  4. ^ Leskov, Nikolai. The Enchanted Wanderer: Selected Tales, Modern Library Classics, 2003. ISBN 0-8129-6696-1
  5. ^ "ICC Weekly Newsletter. Vol. 3. Issue 22. May 30, 2008". Archived from the original on 2 July 2012. Retrieved 22 November 2014.
  6. ^ "Postcard ES-107923: Lady with umbrella - Citadel Park - Barcelona, Spain From carronada". Retrieved 22 November 2014.
  7. ^ "Oscar of the Chess - SpeedyLook encyclopedia". Retrieved 22 November 2014.
  8. ^ Kasparov wins 2002 Chess Oscar, ChessBase News, 9-May-2003
  9. ^ Anand wins Chess Oscar for third time,, 6-May-2004
  10. ^ Anand wins third Chess Oscar, ChessBase News, 8-May-2004
  11. ^ Chess Oscar 2005 for Veselin Topalov, ChessBase News, 30-April-2006
  12. ^ Chess Oscar 2006, The Week in Chess 654, 21-May-2007
  13. ^ Anand Wins Chess Oscars for 2007, ChessBase News, 8-May-2008
  14. ^ “Oscar” prize to be brought to Baku for the first time! Archived 2011-08-23 at the Wayback Machine, APA News, 21 Apr 2009, access date 2009-04-22.

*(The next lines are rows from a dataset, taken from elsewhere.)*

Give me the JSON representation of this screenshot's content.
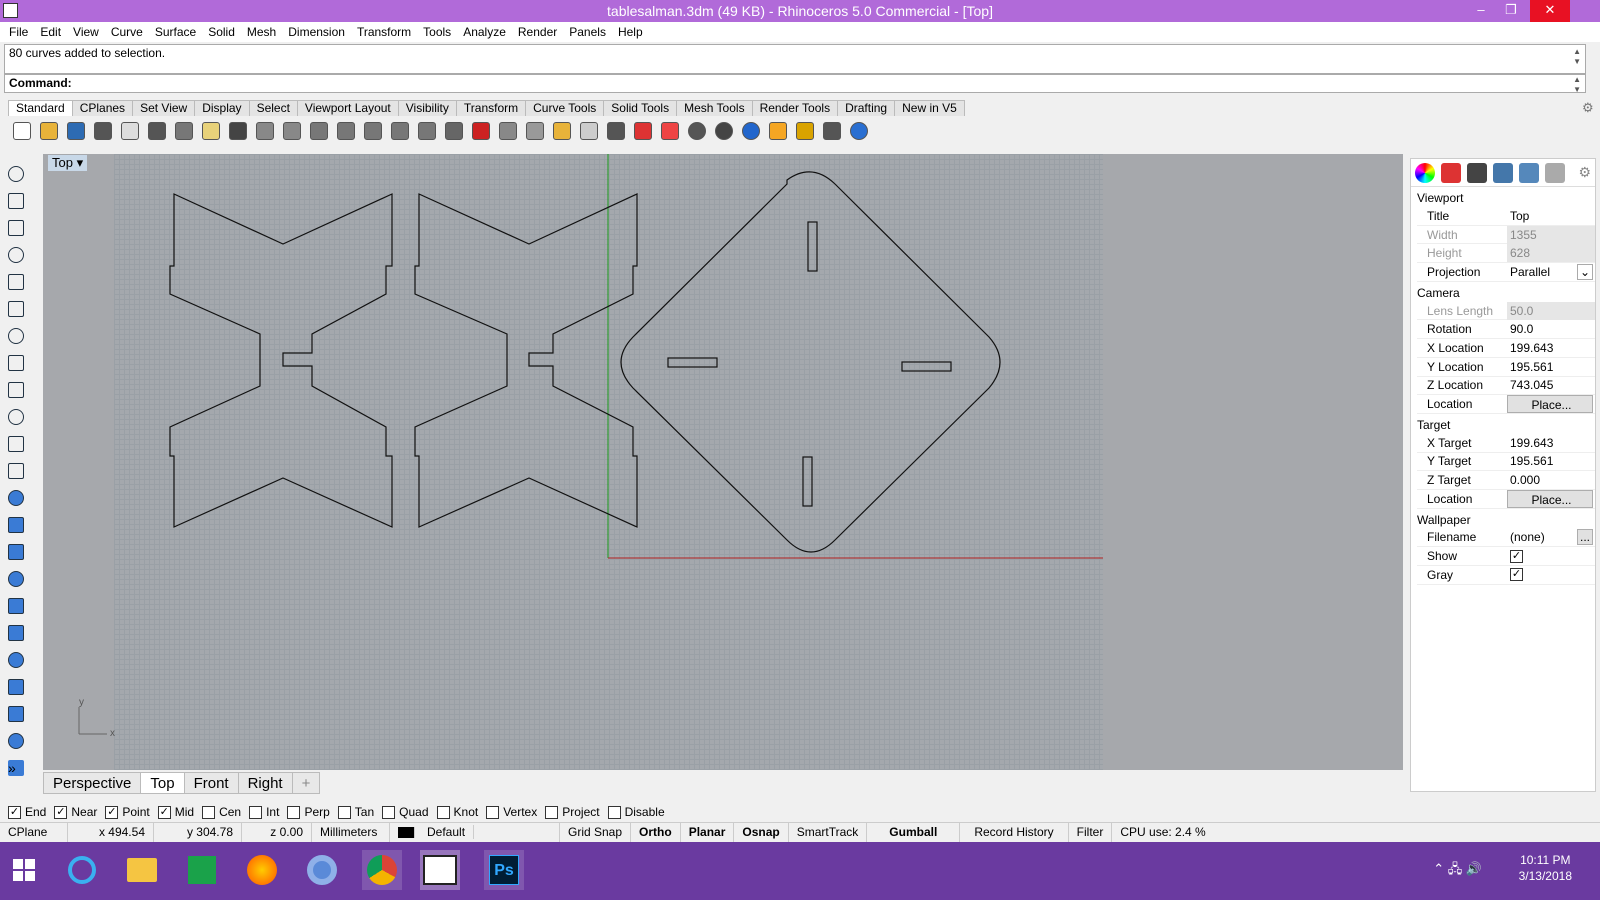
{
  "titlebar": {
    "title": "tablesalman.3dm (49 KB) - Rhinoceros 5.0 Commercial - [Top]",
    "minimize": "–",
    "restore": "❐",
    "close": "✕"
  },
  "menu": [
    "File",
    "Edit",
    "View",
    "Curve",
    "Surface",
    "Solid",
    "Mesh",
    "Dimension",
    "Transform",
    "Tools",
    "Analyze",
    "Render",
    "Panels",
    "Help"
  ],
  "command": {
    "history": "80 curves added to selection.",
    "prompt": "Command:"
  },
  "toolbar_tabs": [
    "Standard",
    "CPlanes",
    "Set View",
    "Display",
    "Select",
    "Viewport Layout",
    "Visibility",
    "Transform",
    "Curve Tools",
    "Solid Tools",
    "Mesh Tools",
    "Render Tools",
    "Drafting",
    "New in V5"
  ],
  "toolbar_icons": [
    "new-file-icon",
    "open-file-icon",
    "save-icon",
    "print-icon",
    "import-icon",
    "cut-icon",
    "copy-icon",
    "paste-icon",
    "undo-icon",
    "pan-icon",
    "rotate-view-icon",
    "zoom-dynamic-icon",
    "zoom-window-icon",
    "zoom-extents-icon",
    "zoom-selected-icon",
    "zoom-target-icon",
    "viewport-layout-icon",
    "car-icon",
    "drafting-icon",
    "circle-icon",
    "snap-icon",
    "light-icon",
    "lock-icon",
    "layer-icon",
    "color-icon",
    "material-icon",
    "render-icon",
    "render-preview-icon",
    "filter-icon",
    "gear-icon",
    "dimension-icon",
    "help-icon"
  ],
  "left_tools": [
    "select-icon",
    "point-icon",
    "polyline-icon",
    "curve-icon",
    "circle-icon",
    "arc-icon",
    "polygon-icon",
    "rectangle-icon",
    "ellipse-icon",
    "fillet-icon",
    "surface-icon",
    "extrude-icon",
    "box-icon",
    "sphere-icon",
    "cylinder-icon",
    "mesh-icon",
    "gear-icon",
    "dimension-icon",
    "transform-icon",
    "analysis-icon",
    "render-icon",
    "group-icon",
    "more-icon"
  ],
  "viewport": {
    "label": "Top",
    "dropdown": "▾",
    "axis_y": "y",
    "axis_x": "x"
  },
  "viewport_tabs": [
    "Perspective",
    "Top",
    "Front",
    "Right",
    "+"
  ],
  "properties": {
    "section_viewport": "Viewport",
    "rows_viewport": [
      {
        "k": "Title",
        "v": "Top"
      },
      {
        "k": "Width",
        "v": "1355"
      },
      {
        "k": "Height",
        "v": "628"
      },
      {
        "k": "Projection",
        "v": "Parallel"
      }
    ],
    "section_camera": "Camera",
    "rows_camera": [
      {
        "k": "Lens Length",
        "v": "50.0"
      },
      {
        "k": "Rotation",
        "v": "90.0"
      },
      {
        "k": "X Location",
        "v": "199.643"
      },
      {
        "k": "Y Location",
        "v": "195.561"
      },
      {
        "k": "Z Location",
        "v": "743.045"
      },
      {
        "k": "Location",
        "v": "Place..."
      }
    ],
    "section_target": "Target",
    "rows_target": [
      {
        "k": "X Target",
        "v": "199.643"
      },
      {
        "k": "Y Target",
        "v": "195.561"
      },
      {
        "k": "Z Target",
        "v": "0.000"
      },
      {
        "k": "Location",
        "v": "Place..."
      }
    ],
    "section_wallpaper": "Wallpaper",
    "rows_wallpaper": [
      {
        "k": "Filename",
        "v": "(none)"
      },
      {
        "k": "Show",
        "v": "✓"
      },
      {
        "k": "Gray",
        "v": "✓"
      }
    ],
    "browse": "..."
  },
  "osnaps": [
    {
      "label": "End",
      "checked": true
    },
    {
      "label": "Near",
      "checked": true
    },
    {
      "label": "Point",
      "checked": true
    },
    {
      "label": "Mid",
      "checked": true
    },
    {
      "label": "Cen",
      "checked": false
    },
    {
      "label": "Int",
      "checked": false
    },
    {
      "label": "Perp",
      "checked": false
    },
    {
      "label": "Tan",
      "checked": false
    },
    {
      "label": "Quad",
      "checked": false
    },
    {
      "label": "Knot",
      "checked": false
    },
    {
      "label": "Vertex",
      "checked": false
    },
    {
      "label": "Project",
      "checked": false
    },
    {
      "label": "Disable",
      "checked": false
    }
  ],
  "status": {
    "cplane": "CPlane",
    "x": "x 494.54",
    "y": "y 304.78",
    "z": "z 0.00",
    "units": "Millimeters",
    "layer": "Default",
    "grid_snap": "Grid Snap",
    "ortho": "Ortho",
    "planar": "Planar",
    "osnap": "Osnap",
    "smarttrack": "SmartTrack",
    "gumball": "Gumball",
    "record_history": "Record History",
    "filter": "Filter",
    "cpu": "CPU use: 2.4 %"
  },
  "taskbar": {
    "time": "10:11 PM",
    "date": "3/13/2018",
    "ps_label": "Ps"
  }
}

  15. ^ And the 2009 Oscar goes to ... Magnus Carlsen! Archived 2013-12-04 at the Wayback Machine, Chessvibes November 17, 2010.
  16. ^ Carlsen beats Anand to 2010 Chess Oscar Archived 2012-06-18 at the Wayback Machine, Why Chess, 29 Jul 2011.
  17. ^ Oscar 2011 - Magnus Carlsen, ChessPro, 2 Nov 2012.
  18. ^ Oscar 2012 - Magnus Carlsen, Chess-news-ru, 12 Jun 2013.
  19. ^ Oscar 2013 - Magnus Carlsen, Natalia Pogonina on Twitter, 29 Nov 2014.